SUPPLIED RECORDS
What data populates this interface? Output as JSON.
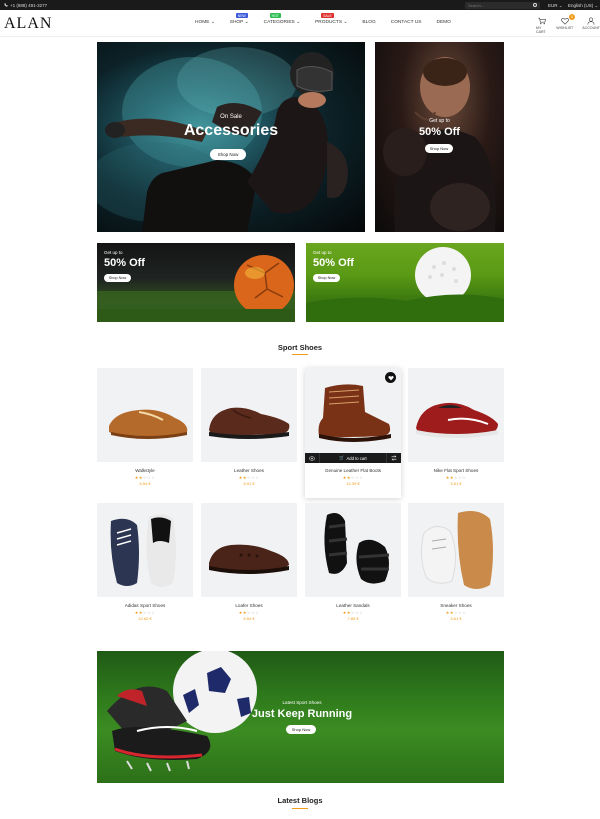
{
  "topbar": {
    "phone": "+1 (888) 491-3277",
    "search_placeholder": "Search...",
    "currency": "EUR",
    "language": "English (US)"
  },
  "header": {
    "logo": "ALAN",
    "nav": [
      {
        "label": "HOME",
        "has_dropdown": true,
        "badge": ""
      },
      {
        "label": "SHOP",
        "has_dropdown": true,
        "badge": "NEW",
        "badge_color": "#3b5bdb"
      },
      {
        "label": "CATEGORIES",
        "has_dropdown": true,
        "badge": "HOT",
        "badge_color": "#2fbf55"
      },
      {
        "label": "PRODUCTS",
        "has_dropdown": true,
        "badge": "SALE",
        "badge_color": "#e03131"
      },
      {
        "label": "BLOG",
        "has_dropdown": false,
        "badge": ""
      },
      {
        "label": "CONTACT US",
        "has_dropdown": false,
        "badge": ""
      },
      {
        "label": "DEMO",
        "has_dropdown": false,
        "badge": ""
      }
    ],
    "icons": {
      "cart_label": "MY CART",
      "wishlist_label": "WISHLIST",
      "wishlist_count": "0",
      "account_label": "ACCOUNT"
    }
  },
  "hero": {
    "kicker": "On Sale",
    "title": "Accessories",
    "button": "Shop Now",
    "slides": 2,
    "active_slide": 1
  },
  "side_banner": {
    "kicker": "Get up to",
    "title": "50% Off",
    "button": "Shop Now"
  },
  "promos": [
    {
      "kicker": "Get up to",
      "title": "50% Off",
      "button": "Shop Now"
    },
    {
      "kicker": "Get up to",
      "title": "50% Off",
      "button": "Shop Now"
    }
  ],
  "sport_shoes": {
    "title": "Sport Shoes",
    "products": [
      {
        "name": "Walkstyle",
        "rating": 2,
        "price": "6.54 €"
      },
      {
        "name": "Leather Shoes",
        "rating": 2,
        "price": "6.91 €"
      },
      {
        "name": "Genuine Leather Flat Boots",
        "rating": 2,
        "price": "14.39 €",
        "add_to_cart": "Add to cart"
      },
      {
        "name": "Nike Flat Sport Shoes",
        "rating": 2,
        "price": "5.61 €"
      },
      {
        "name": "Adidas Sport Shoes",
        "rating": 2,
        "price": "10.62 €"
      },
      {
        "name": "Loafer Shoes",
        "rating": 2,
        "price": "6.54 €"
      },
      {
        "name": "Leather Sandals",
        "rating": 2,
        "price": "7.85 €"
      },
      {
        "name": "Sneaker Shoes",
        "rating": 2,
        "price": "5.61 €"
      }
    ]
  },
  "run_banner": {
    "kicker": "Latest Sport Shoes",
    "title": "Just Keep Running",
    "button": "Shop Now"
  },
  "blogs": {
    "title": "Latest Blogs"
  },
  "colors": {
    "accent": "#f19b1a",
    "topbar": "#1a1a1a",
    "product_bg": "#f1f2f4"
  }
}
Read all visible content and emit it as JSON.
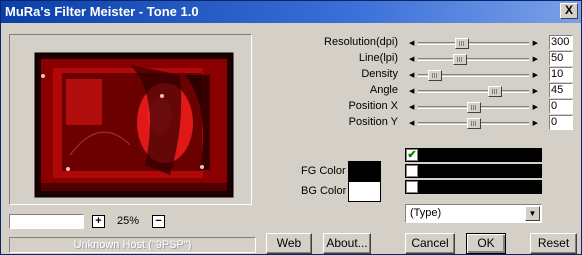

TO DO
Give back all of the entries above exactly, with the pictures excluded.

TASK RESULT
What data populates this interface? Output as JSON.
{
  "topbar": {
    "phone": "+1 (888) 491-3277",
    "search_placeholder": "Search...",
    "currency": "EUR",
    "language": "English (US)"
  },
  "header": {
    "logo": "ALAN",
    "nav": [
      {
        "label": "HOME",
        "has_dropdown": true,
        "badge": ""
      },
      {
        "label": "SHOP",
        "has_dropdown": true,
        "badge": "NEW",
        "badge_color": "#3b5bdb"
      },
      {
        "label": "CATEGORIES",
        "has_dropdown": true,
        "badge": "HOT",
        "badge_color": "#2fbf55"
      },
      {
        "label": "PRODUCTS",
        "has_dropdown": true,
        "badge": "SALE",
        "badge_color": "#e03131"
      },
      {
        "label": "BLOG",
        "has_dropdown": false,
        "badge": ""
      },
      {
        "label": "CONTACT US",
        "has_dropdown": false,
        "badge": ""
      },
      {
        "label": "DEMO",
        "has_dropdown": false,
        "badge": ""
      }
    ],
    "icons": {
      "cart_label": "MY CART",
      "wishlist_label": "WISHLIST",
      "wishlist_count": "0",
      "account_label": "ACCOUNT"
    }
  },
  "hero": {
    "kicker": "On Sale",
    "title": "Accessories",
    "button": "Shop Now",
    "slides": 2,
    "active_slide": 1
  },
  "side_banner": {
    "kicker": "Get up to",
    "title": "50% Off",
    "button": "Shop Now"
  },
  "promos": [
    {
      "kicker": "Get up to",
      "title": "50% Off",
      "button": "Shop Now"
    },
    {
      "kicker": "Get up to",
      "title": "50% Off",
      "button": "Shop Now"
    }
  ],
  "sport_shoes": {
    "title": "Sport Shoes",
    "products": [
      {
        "name": "Walkstyle",
        "rating": 2,
        "price": "6.54 €"
      },
      {
        "name": "Leather Shoes",
        "rating": 2,
        "price": "6.91 €"
      },
      {
        "name": "Genuine Leather Flat Boots",
        "rating": 2,
        "price": "14.39 €",
        "add_to_cart": "Add to cart"
      },
      {
        "name": "Nike Flat Sport Shoes",
        "rating": 2,
        "price": "5.61 €"
      },
      {
        "name": "Adidas Sport Shoes",
        "rating": 2,
        "price": "10.62 €"
      },
      {
        "name": "Loafer Shoes",
        "rating": 2,
        "price": "6.54 €"
      },
      {
        "name": "Leather Sandals",
        "rating": 2,
        "price": "7.85 €"
      },
      {
        "name": "Sneaker Shoes",
        "rating": 2,
        "price": "5.61 €"
      }
    ]
  },
  "run_banner": {
    "kicker": "Latest Sport Shoes",
    "title": "Just Keep Running",
    "button": "Shop Now"
  },
  "blogs": {
    "title": "Latest Blogs"
  },
  "colors": {
    "accent": "#f19b1a",
    "topbar": "#1a1a1a",
    "product_bg": "#f1f2f4"
  }
}
Read all visible content and emit it as JSON.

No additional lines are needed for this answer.